> EXERCISE OBJECTIVE: In how many lines of these records does the word "scale" appear? Give the number by itself.
MATERIAL PROVIDED section start
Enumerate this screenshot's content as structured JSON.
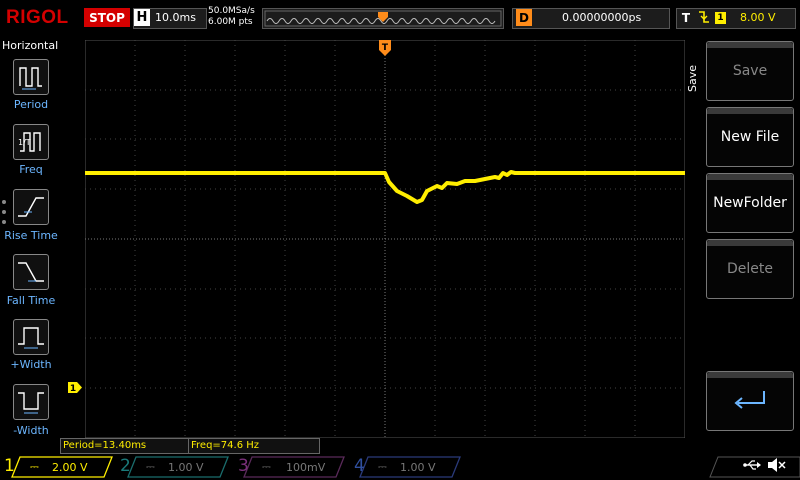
{
  "topbar": {
    "logo": "RIGOL",
    "run_state": "STOP",
    "h_letter": "H",
    "timebase": "10.0ms",
    "sample_rate": "50.0MSa/s",
    "memory_depth": "6.00M pts",
    "delay_letter": "D",
    "delay_value": "0.00000000ps",
    "trigger_letter": "T",
    "trigger_channel": "1",
    "trigger_level": "8.00 V"
  },
  "left_menu": {
    "title": "Horizontal",
    "items": [
      {
        "label": "Period",
        "icon": "period-icon"
      },
      {
        "label": "Freq",
        "icon": "freq-icon"
      },
      {
        "label": "Rise Time",
        "icon": "rise-time-icon"
      },
      {
        "label": "Fall Time",
        "icon": "fall-time-icon"
      },
      {
        "label": "+Width",
        "icon": "pos-width-icon"
      },
      {
        "label": "-Width",
        "icon": "neg-width-icon"
      }
    ]
  },
  "right_menu": {
    "title": "Save",
    "items": [
      {
        "label": "Save",
        "enabled": false
      },
      {
        "label": "New File",
        "enabled": true
      },
      {
        "label": "NewFolder",
        "enabled": true
      },
      {
        "label": "Delete",
        "enabled": false
      }
    ],
    "enter_icon": "enter-return-icon"
  },
  "measurements": {
    "period": "Period=13.40ms",
    "freq": "Freq=74.6 Hz"
  },
  "channels": [
    {
      "num": "1",
      "scale": "2.00 V",
      "active": true,
      "color": "#ffee00"
    },
    {
      "num": "2",
      "scale": "1.00 V",
      "active": false,
      "color": "#00a0a0"
    },
    {
      "num": "3",
      "scale": "100mV",
      "active": false,
      "color": "#c040c0"
    },
    {
      "num": "4",
      "scale": "1.00 V",
      "active": false,
      "color": "#2060ff"
    }
  ],
  "markers": {
    "trigger_marker": "T",
    "ch1_ground_marker": "1"
  },
  "status_icons": [
    "usb-icon",
    "speaker-muted-icon"
  ],
  "colors": {
    "trace": "#ffee00",
    "accent_red": "#d40000",
    "trigger_orange": "#ff8c1a",
    "menu_label": "#6cb6ff"
  }
}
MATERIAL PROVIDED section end
> TASK RESPONSE: 4